Privacy is one problem

A physical passport worn by a recipient would “make it very easy to tell across the street if somebody has a wristband that signifies them as immune or not immune,” said Dakota Gruener, executive director of the ID2020 Alliance, a global public/private alliance focused on the development of digital ID programs.

Gruener said many also are uncomfortable with the notion of centralized databases maintained by government organizations that would be “pinged” every time someone is asked to prove their COVID-19 immunity.

Gruener favors a decentralized system, where a person would carry their immunity passport around with them on their smartphone.

“Your data remains your own, stored locally on your own device,” Gruener said.

But what if you don’t have a smartphone because you can’t afford one? What if you can’t afford to be tested in the first place? Economic concerns like these would put people who earn less money at a disadvantage, Baylis said.

Experts also are concerned that authorities would use immunity passports as one more means of harassing blacks and other minorities, promoting “stop-and-frisk” policies.

“We see this as one more reason to stop somebody who’s freely walking about to be able to demand, ‘Do you have the right certification to be out in public?'” Baylis said.

These sort of concerns are being bulldozed by companies eager to get folks back to work, Gruener said, and officials and ethicists need to work with private firms to make sure these problems are addressed.

But Baylis countered that any efforts by private companies to develop immunity passports should be halted, rather than accommodated.

“It’s wrong to allow the private sector to answer that question for us and then to think that society, by its governance, just has to respond by putting parameters that would somehow satisfy certain kinds of ethical or social concerns,” Baylis said.

“The first question is whether we should be doing this,” Baylis said. “Only when you answer that question in the affirmative do you then move on to the second series of questions about how we do this ethically.”

Source: HealthDay

Distancing and Masks Cut COVID-19 risk, Says Largest Review of Evidence

Kate Kelland wrote . . . . . . . . .

Keeping at least one metre apart and wearing face masks and eye protection are the best ways to cut the risk of COVID-19 infection, according to the largest review to date of studies on coronavirus disease transmission.

In a review that pooled evidence from 172 studies in 16 countries, researchers found frequent handwashing and good hygiene are also critical – though even all those measures combined can not give full protection.

The findings, published in The Lancet journal, will help guide governments and health agencies, some of whom have given conflicting advice on measures, largely because of limited information about COVID-19.

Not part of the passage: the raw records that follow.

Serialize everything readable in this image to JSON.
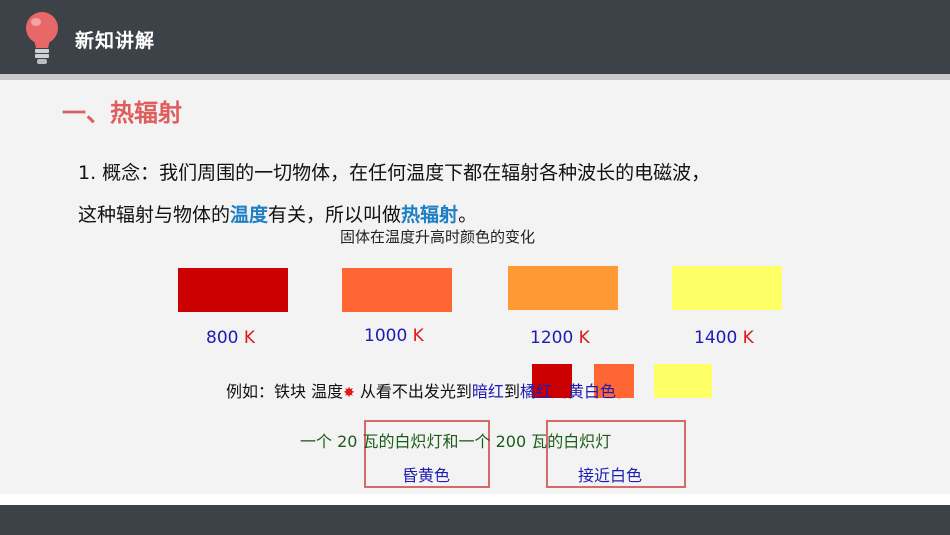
{
  "header": {
    "title": "新知讲解",
    "icon": "lightbulb-icon"
  },
  "section": {
    "title": "一、热辐射"
  },
  "concept": {
    "line1": "1. 概念：我们周围的一切物体，在任何温度下都在辐射各种波长的电磁波，",
    "line2_prefix": "这种辐射与物体的",
    "line2_highlight1": "温度",
    "line2_middle": "有关，所以叫做",
    "line2_highlight2": "热辐射",
    "line2_suffix": "。"
  },
  "chart": {
    "title": "固体在温度升高时颜色的变化",
    "swatches": [
      {
        "value": "800",
        "unit": "K",
        "color": "#cc0000"
      },
      {
        "value": "1000",
        "unit": "K",
        "color": "#ff6633"
      },
      {
        "value": "1200",
        "unit": "K",
        "color": "#ff9933"
      },
      {
        "value": "1400",
        "unit": "K",
        "color": "#ffff66"
      }
    ]
  },
  "example": {
    "prefix": "例如：铁块 温度",
    "star": "✸",
    "middle": " 从看不出发光到",
    "word1": "暗红",
    "to1": "到",
    "word2": "橘红",
    "to2": "到",
    "word3": "黄白色",
    "suffix": "。",
    "mini_colors": [
      "#cc0000",
      "#ff6633",
      "#ffff66"
    ]
  },
  "bulbs": {
    "line": "一个 20 瓦的白炽灯和一个 200 瓦的白炽灯",
    "label1": "昏黄色",
    "label2": "接近白色"
  },
  "colors": {
    "accent_red": "#e05d5d",
    "highlight_blue": "#1f7fc4",
    "label_blue": "#1d1db5",
    "dark_bar": "#3d4249"
  }
}
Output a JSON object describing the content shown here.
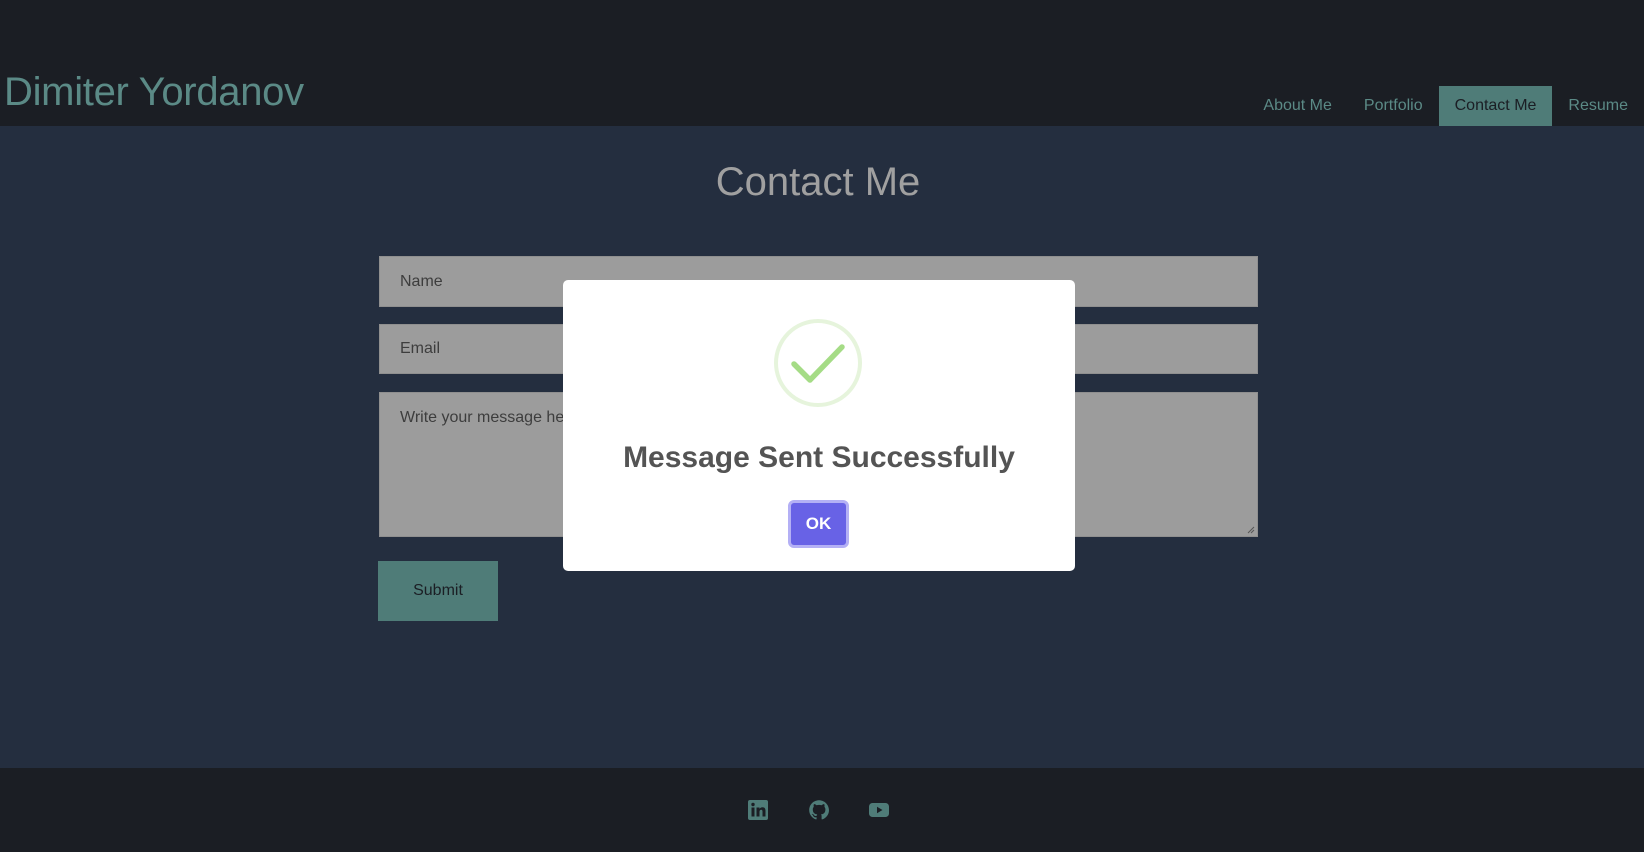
{
  "header": {
    "site_title": "Dimiter Yordanov",
    "nav": [
      {
        "label": "About Me",
        "active": false
      },
      {
        "label": "Portfolio",
        "active": false
      },
      {
        "label": "Contact Me",
        "active": true
      },
      {
        "label": "Resume",
        "active": false
      }
    ]
  },
  "main": {
    "page_title": "Contact Me",
    "form": {
      "name_placeholder": "Name",
      "email_placeholder": "Email",
      "message_placeholder": "Write your message here",
      "submit_label": "Submit"
    }
  },
  "footer": {
    "social_icons": [
      "linkedin-icon",
      "github-icon",
      "youtube-icon"
    ]
  },
  "modal": {
    "icon": "success-check-icon",
    "title": "Message Sent Successfully",
    "ok_label": "OK"
  },
  "colors": {
    "header_bg": "#1b1e24",
    "main_bg": "#242e3f",
    "accent": "#5b8a86",
    "field_bg": "#9c9c9c",
    "ok_button": "#6862e6",
    "success_green": "#a5dc86"
  }
}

“Our findings are the first to synthesise all direct information on COVID-19, SARS, and MERS, and provide the currently best available evidence on the optimum use of these common and simple interventions to help ‘flatten the curve’”, said Holger Schünemann from McMaster University in Canada, who co-led the research.

Current evidence suggests COVID-19 is most commonly spread by droplets, especially when people cough, and infects by entering through the eyes, nose and mouth, either directly or via contaminated surfaces.

For this analysis, an international research team conducted a systematic review of 172 studies assessing distance measures, face masks and eye protection to prevent transmission of three diseases caused by coronaviruses – COVID-19, SARS and MERS.

The researchers noted that the findings, while comprehensive, have some limitations for the current pandemic since most of the evidence came from studies of SARS and MERS.

They found, however, that physical distancing of at least 1 metre lowers risk of COVID-19 transmission, and that a distance of 2 metres could be more effective. Masks and protective eye coverings may also add protective benefits, though the evidence for that was less clear cut, they added.

Derek Chu, an assistant professor at McMaster University who co-led the work, said people should understand that “wearing a mask is not an alternative to physical distancing, eye protection or basic measures such as hand hygiene.”

Source: Reuters

Today’s Comic